"It was hard for me last year," said Jackson, a junior. "We had a winning season, but it was kind of tough. I needed another scorer."
There was a sharpshooter lying in wait on Digital Harbor's junior varsity team. A scorer that was scoring more than 30 points a game. A scorer that torched Lake Clifton's JV for 48 points last season.
A scorer named Justin Jackson, George's younger brother.
"I wanted to move up to varsity last year, but my coach and my father kept telling me not to do it, [that] I was too young and didn't have that much experience," said Justin, a sophomore shooting guard. "I needed to build my confidence up playing JV, and I was really excited to move up and play with [George]."
The Jackson brothers have transformed the No. 8 Rams, who started the season unranked, into a Class 1A state championship contender.
"They're the bulk, heart, soul and guts of that team, and at this present time, that athletic program," said Lake Clifton coach Herman Harried, whose No. 2 Lakers beat the Rams, 60-58, in overtime in the Chick-fil-A Holiday Classic tournament Dec. 29. "They're comfortable with one another. They have brotherly instincts."
The Jackson brothers didn't get any preseason publicity, but city foes and fans know them now.
"A lot of people slept on them," said Derrious Gilmore, Lake Clifton's senior point guard. "The Jackson brothers, I grew up playing with them and I knew they were good, and now they're getting the chance to show they're good."
The Jacksons' success doesn't surprise Rams coach Johnnie Grimes. Before getting the head coaching job at Digital Harbor, Grimes coached at the Bentalou Recreation Center, where the Jackson brothers first showed promise.
"Basically, it seems kind of crazy, but at like 12 or 13, they already had a feel for the game," Grimes said. "With George and Justin, you could just see that they were going to be good. It comes easy for them."
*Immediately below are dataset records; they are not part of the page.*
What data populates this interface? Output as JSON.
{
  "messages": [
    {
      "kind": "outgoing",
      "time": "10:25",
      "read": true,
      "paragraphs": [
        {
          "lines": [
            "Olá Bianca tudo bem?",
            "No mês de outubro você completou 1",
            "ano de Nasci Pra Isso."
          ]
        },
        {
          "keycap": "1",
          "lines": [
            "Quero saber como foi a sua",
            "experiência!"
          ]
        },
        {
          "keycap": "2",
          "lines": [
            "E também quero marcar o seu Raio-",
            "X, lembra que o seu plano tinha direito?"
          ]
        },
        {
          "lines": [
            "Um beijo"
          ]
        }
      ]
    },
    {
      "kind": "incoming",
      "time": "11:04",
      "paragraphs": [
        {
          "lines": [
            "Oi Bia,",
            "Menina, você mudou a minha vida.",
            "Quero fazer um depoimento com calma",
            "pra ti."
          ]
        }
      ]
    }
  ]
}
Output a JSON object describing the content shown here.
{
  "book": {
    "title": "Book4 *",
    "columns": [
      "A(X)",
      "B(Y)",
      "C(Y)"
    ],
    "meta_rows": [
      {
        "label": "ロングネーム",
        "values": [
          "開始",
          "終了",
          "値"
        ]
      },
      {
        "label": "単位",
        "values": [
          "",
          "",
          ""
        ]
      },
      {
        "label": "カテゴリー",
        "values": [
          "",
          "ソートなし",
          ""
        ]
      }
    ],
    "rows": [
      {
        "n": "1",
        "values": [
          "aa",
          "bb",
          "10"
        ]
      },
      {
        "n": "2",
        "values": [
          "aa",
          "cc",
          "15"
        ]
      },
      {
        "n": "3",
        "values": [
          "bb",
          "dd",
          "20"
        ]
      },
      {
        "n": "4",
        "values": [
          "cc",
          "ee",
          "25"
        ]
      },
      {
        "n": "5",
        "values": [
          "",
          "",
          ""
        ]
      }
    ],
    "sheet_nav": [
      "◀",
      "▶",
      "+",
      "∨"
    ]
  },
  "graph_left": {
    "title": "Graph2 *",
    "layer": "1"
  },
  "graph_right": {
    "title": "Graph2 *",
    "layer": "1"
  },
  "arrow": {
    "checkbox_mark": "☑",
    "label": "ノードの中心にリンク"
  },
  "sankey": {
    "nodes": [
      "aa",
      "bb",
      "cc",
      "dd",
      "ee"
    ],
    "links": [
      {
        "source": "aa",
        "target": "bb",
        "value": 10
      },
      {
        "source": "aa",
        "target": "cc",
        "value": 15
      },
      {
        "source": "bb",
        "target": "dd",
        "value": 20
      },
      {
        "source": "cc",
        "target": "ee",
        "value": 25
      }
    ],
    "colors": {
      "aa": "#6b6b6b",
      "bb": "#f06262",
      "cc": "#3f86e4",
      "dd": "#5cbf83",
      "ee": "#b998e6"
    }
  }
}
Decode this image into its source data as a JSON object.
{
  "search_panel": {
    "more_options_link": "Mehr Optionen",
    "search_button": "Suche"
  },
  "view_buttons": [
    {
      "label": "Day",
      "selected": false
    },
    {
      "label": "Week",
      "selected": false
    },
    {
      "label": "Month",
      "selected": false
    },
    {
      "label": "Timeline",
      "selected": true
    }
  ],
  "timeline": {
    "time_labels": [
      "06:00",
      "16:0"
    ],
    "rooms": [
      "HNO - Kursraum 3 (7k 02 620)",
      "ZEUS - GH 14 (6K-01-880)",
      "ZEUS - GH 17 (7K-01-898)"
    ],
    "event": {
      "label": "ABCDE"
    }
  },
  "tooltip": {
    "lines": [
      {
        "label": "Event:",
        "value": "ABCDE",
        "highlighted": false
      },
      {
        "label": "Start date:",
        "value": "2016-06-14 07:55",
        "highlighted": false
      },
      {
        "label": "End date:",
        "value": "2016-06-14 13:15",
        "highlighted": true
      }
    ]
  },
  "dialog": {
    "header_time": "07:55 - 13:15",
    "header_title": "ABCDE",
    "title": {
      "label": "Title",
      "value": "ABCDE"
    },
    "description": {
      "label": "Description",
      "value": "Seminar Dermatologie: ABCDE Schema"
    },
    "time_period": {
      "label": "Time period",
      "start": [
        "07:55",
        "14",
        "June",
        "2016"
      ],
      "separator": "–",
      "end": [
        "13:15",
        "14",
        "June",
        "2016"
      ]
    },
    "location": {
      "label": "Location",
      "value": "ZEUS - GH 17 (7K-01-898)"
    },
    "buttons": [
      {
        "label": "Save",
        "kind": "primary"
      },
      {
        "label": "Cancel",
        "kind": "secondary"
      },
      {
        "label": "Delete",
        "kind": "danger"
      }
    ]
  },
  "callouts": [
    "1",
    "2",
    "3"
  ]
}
George is the floor general, averaging 15.2 points and nine assists. Justin has become the scorer George hoped for, averaging 20.8 points and five rebounds.
"George is quiet, he's laid back and he's a quiet leader," Grimes said. "George knows we put a lot of pressure on him, but we know he can handle it. Justin, I think sometimes he's just out there playing by himself. He's so good and he doesn't even know it. He's just having fun. It just comes so easy to him, and that's what makes him so good."
The Jacksons are relishing the opportunity to play together. Because they're a year apart, it's the first time in years they have played on the same team. Last summer, for example, George played Amateur Athletic Union ball for Team Melo under-16, while Justin was on Team Melo under-15.
Playing on the same team also makes things easier for their family.
"Our family was pretty proud of us," Justin said. "That was one of the main reasons why I came here, to play with George. Our family members wanted to see us play high school ball together, because we knew each other and we'd be close."
That closeness is evident on the court.
"They have a really good feel for playing with one another," Grimes said. "Besides that, they're best friends as brothers. They do everything together."
There's one more thing that the brothers hope to do together: win the 1A state championship.
"This year, we know we have the team good enough to win a state championship," George said. "Now that we have Justin, we just have to keep working hard and do it."